Material to process START
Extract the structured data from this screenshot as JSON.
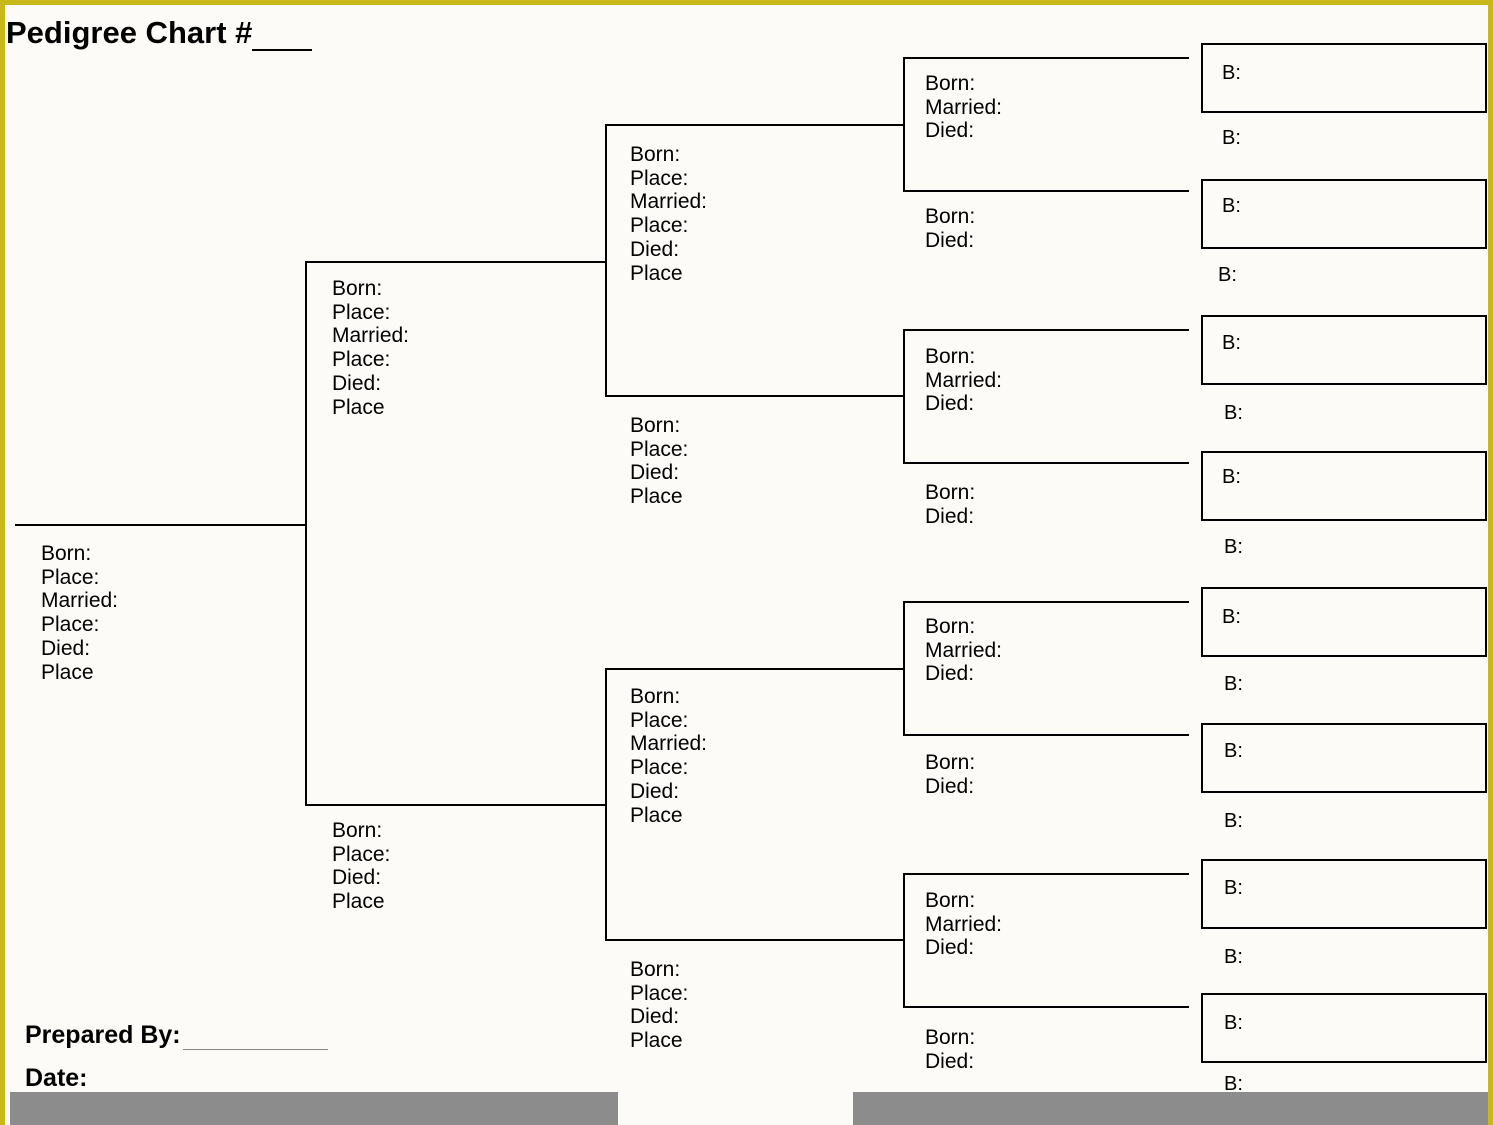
{
  "title_prefix": "Pedigree Chart #",
  "footer": {
    "prepared_by_label": "Prepared By:",
    "date_label": "Date:"
  },
  "labels": {
    "born": "Born:",
    "place": "Place:",
    "married": "Married:",
    "died": "Died:",
    "place_nocolon": "Place",
    "b": "B:"
  },
  "generation1": {
    "person1": {
      "lines": [
        "Born:",
        "Place:",
        "Married:",
        "Place:",
        "Died:",
        "Place"
      ]
    }
  },
  "generation2": {
    "father": {
      "lines": [
        "Born:",
        "Place:",
        "Married:",
        "Place:",
        "Died:",
        "Place"
      ]
    },
    "mother": {
      "lines": [
        "Born:",
        "Place:",
        "Died:",
        "Place"
      ]
    }
  },
  "generation3": {
    "p1": {
      "lines": [
        "Born:",
        "Place:",
        "Married:",
        "Place:",
        "Died:",
        "Place"
      ]
    },
    "p2": {
      "lines": [
        "Born:",
        "Place:",
        "Died:",
        "Place"
      ]
    },
    "p3": {
      "lines": [
        "Born:",
        "Place:",
        "Married:",
        "Place:",
        "Died:",
        "Place"
      ]
    },
    "p4": {
      "lines": [
        "Born:",
        "Place:",
        "Died:",
        "Place"
      ]
    }
  },
  "generation4": {
    "p1": {
      "lines": [
        "Born:",
        "Married:",
        "Died:"
      ]
    },
    "p2": {
      "lines": [
        "Born:",
        "Died:"
      ]
    },
    "p3": {
      "lines": [
        "Born:",
        "Married:",
        "Died:"
      ]
    },
    "p4": {
      "lines": [
        "Born:",
        "Died:"
      ]
    },
    "p5": {
      "lines": [
        "Born:",
        "Married:",
        "Died:"
      ]
    },
    "p6": {
      "lines": [
        "Born:",
        "Died:"
      ]
    },
    "p7": {
      "lines": [
        "Born:",
        "Married:",
        "Died:"
      ]
    },
    "p8": {
      "lines": [
        "Born:",
        "Died:"
      ]
    }
  }
}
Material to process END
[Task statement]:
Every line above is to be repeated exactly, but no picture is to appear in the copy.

[Solution to this problem]:
Extract the structured data from this screenshot as JSON.
{
  "title_prefix": "Pedigree Chart #",
  "footer": {
    "prepared_by_label": "Prepared By:",
    "date_label": "Date:"
  },
  "labels": {
    "born": "Born:",
    "place": "Place:",
    "married": "Married:",
    "died": "Died:",
    "place_nocolon": "Place",
    "b": "B:"
  },
  "generation1": {
    "person1": {
      "lines": [
        "Born:",
        "Place:",
        "Married:",
        "Place:",
        "Died:",
        "Place"
      ]
    }
  },
  "generation2": {
    "father": {
      "lines": [
        "Born:",
        "Place:",
        "Married:",
        "Place:",
        "Died:",
        "Place"
      ]
    },
    "mother": {
      "lines": [
        "Born:",
        "Place:",
        "Died:",
        "Place"
      ]
    }
  },
  "generation3": {
    "p1": {
      "lines": [
        "Born:",
        "Place:",
        "Married:",
        "Place:",
        "Died:",
        "Place"
      ]
    },
    "p2": {
      "lines": [
        "Born:",
        "Place:",
        "Died:",
        "Place"
      ]
    },
    "p3": {
      "lines": [
        "Born:",
        "Place:",
        "Married:",
        "Place:",
        "Died:",
        "Place"
      ]
    },
    "p4": {
      "lines": [
        "Born:",
        "Place:",
        "Died:",
        "Place"
      ]
    }
  },
  "generation4": {
    "p1": {
      "lines": [
        "Born:",
        "Married:",
        "Died:"
      ]
    },
    "p2": {
      "lines": [
        "Born:",
        "Died:"
      ]
    },
    "p3": {
      "lines": [
        "Born:",
        "Married:",
        "Died:"
      ]
    },
    "p4": {
      "lines": [
        "Born:",
        "Died:"
      ]
    },
    "p5": {
      "lines": [
        "Born:",
        "Married:",
        "Died:"
      ]
    },
    "p6": {
      "lines": [
        "Born:",
        "Died:"
      ]
    },
    "p7": {
      "lines": [
        "Born:",
        "Married:",
        "Died:"
      ]
    },
    "p8": {
      "lines": [
        "Born:",
        "Died:"
      ]
    }
  }
}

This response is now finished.